Ironbark says Citronen project in Greenland needs $514m


Australia's Ironbark Zinc has announced that around $514m is required to fund the development of its Citronen project in Greenland, based on the outcome of an updated feasibility study.  

The 3.3Mtpa project is expected to produce up to 200,000tpa zinc metal and has projected revenue of $6.3bn over a mine life of 14 years.

It comprises an exploitation licence 2016/30 (Mining Permit), which was granted by the Greenland Government in December last year for a period of 30 years.

According to the feasibility study, the project has a net present value (NPV) of $1.03bn and an internal rate of return (IRR) of 36%.

"One of the project’s most exciting aspects remains its exceptional exploration potential with identified mineralisation remaining open in almost every direction."

Ironbark Zinc managing director Jonathan Downes said: "The Citronen project shows a highly profitable base metal development potential of global significance. 

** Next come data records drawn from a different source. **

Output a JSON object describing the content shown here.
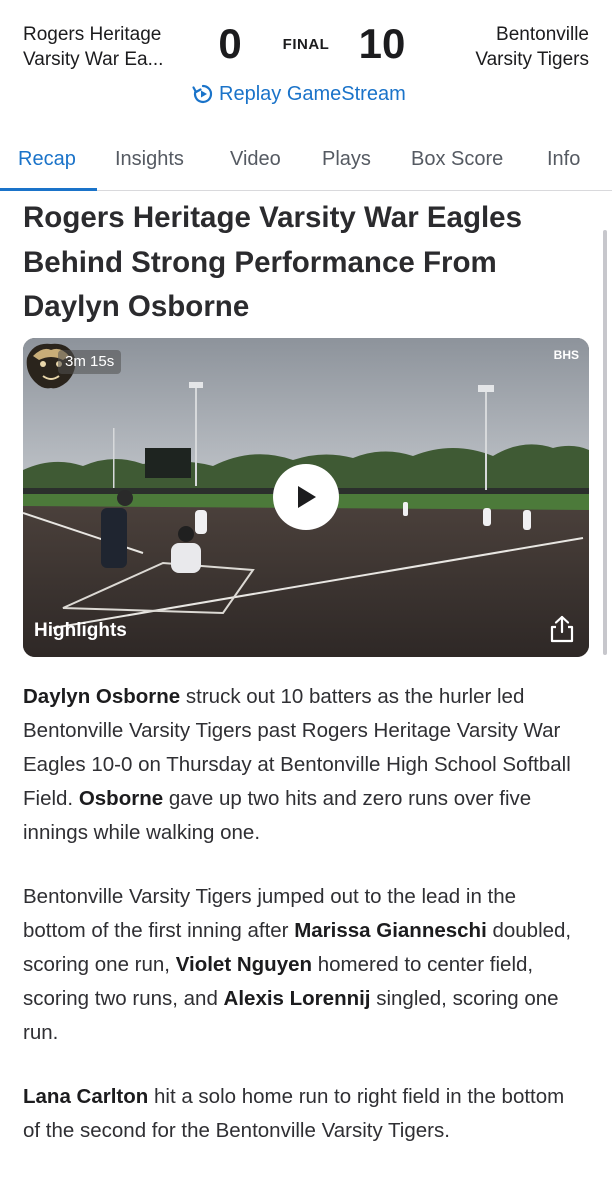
{
  "scoreboard": {
    "home_team_line1": "Rogers Heritage",
    "home_team_line2": "Varsity War Ea...",
    "home_score": "0",
    "status": "FINAL",
    "away_score": "10",
    "away_team_line1": "Bentonville",
    "away_team_line2": "Varsity Tigers",
    "replay_label": "Replay GameStream",
    "replay_icon": "replay-icon"
  },
  "tabs": [
    {
      "label": "Recap",
      "active": true
    },
    {
      "label": "Insights",
      "active": false
    },
    {
      "label": "Video",
      "active": false
    },
    {
      "label": "Plays",
      "active": false
    },
    {
      "label": "Box Score",
      "active": false
    },
    {
      "label": "Info",
      "active": false
    }
  ],
  "article": {
    "headline": "Rogers Heritage Varsity War Eagles Behind Strong Performance From Daylyn Osborne",
    "video": {
      "duration": "3m 15s",
      "source": "BHS",
      "label": "Highlights",
      "play_icon": "play-icon",
      "share_icon": "share-icon"
    },
    "paragraphs": [
      {
        "segments": [
          {
            "text": "Daylyn Osborne",
            "bold": true
          },
          {
            "text": " struck out 10 batters as the hurler led Bentonville Varsity Tigers past Rogers Heritage Varsity War Eagles 10-0 on Thursday at Bentonville High School Softball Field. ",
            "bold": false
          },
          {
            "text": "Osborne",
            "bold": true
          },
          {
            "text": " gave up two hits and zero runs over five innings while walking one.",
            "bold": false
          }
        ]
      },
      {
        "segments": [
          {
            "text": "Bentonville Varsity Tigers jumped out to the lead in the bottom of the first inning after ",
            "bold": false
          },
          {
            "text": "Marissa Gianneschi",
            "bold": true
          },
          {
            "text": " doubled, scoring one run, ",
            "bold": false
          },
          {
            "text": "Violet Nguyen",
            "bold": true
          },
          {
            "text": " homered to center field, scoring two runs, and ",
            "bold": false
          },
          {
            "text": "Alexis Lorennij",
            "bold": true
          },
          {
            "text": " singled, scoring one run.",
            "bold": false
          }
        ]
      },
      {
        "segments": [
          {
            "text": "Lana Carlton",
            "bold": true
          },
          {
            "text": " hit a solo home run to right field in the bottom of the second for the Bentonville Varsity Tigers.",
            "bold": false
          }
        ]
      }
    ]
  },
  "colors": {
    "accent": "#1a73c9",
    "text": "#1c1c1e"
  }
}
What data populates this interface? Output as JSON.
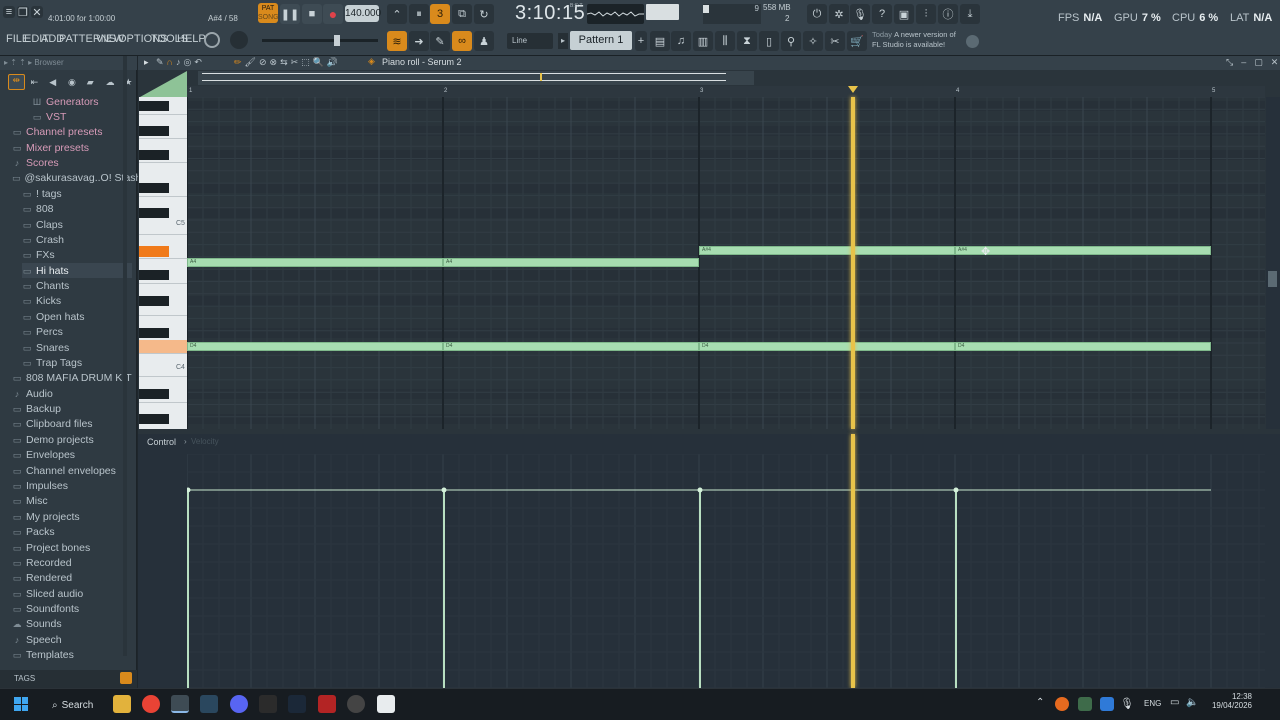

"Citronen’s mine life of at least 14 years is defined only by the limits of drilling to date. As such, one of the project’s most exciting aspects remains its exceptional exploration potential with identified mineralisation remaining open in almost every direction." 

The project is an underground room and pillar mining operation, concentrating the ore through dense media separation (DMS) and flotation techniques in order to produce separate zinc and lead concentrates.

To date, the company’s drilling programme at the site has covered more than 66,000m and 166 diamond holes.

Under the existing memorandum of understanding (MoU), Ironbark is working with China Nonferrous to deliver an engineering, procurement and construction (EPC) fixed-price contract, as well as assist in project financing.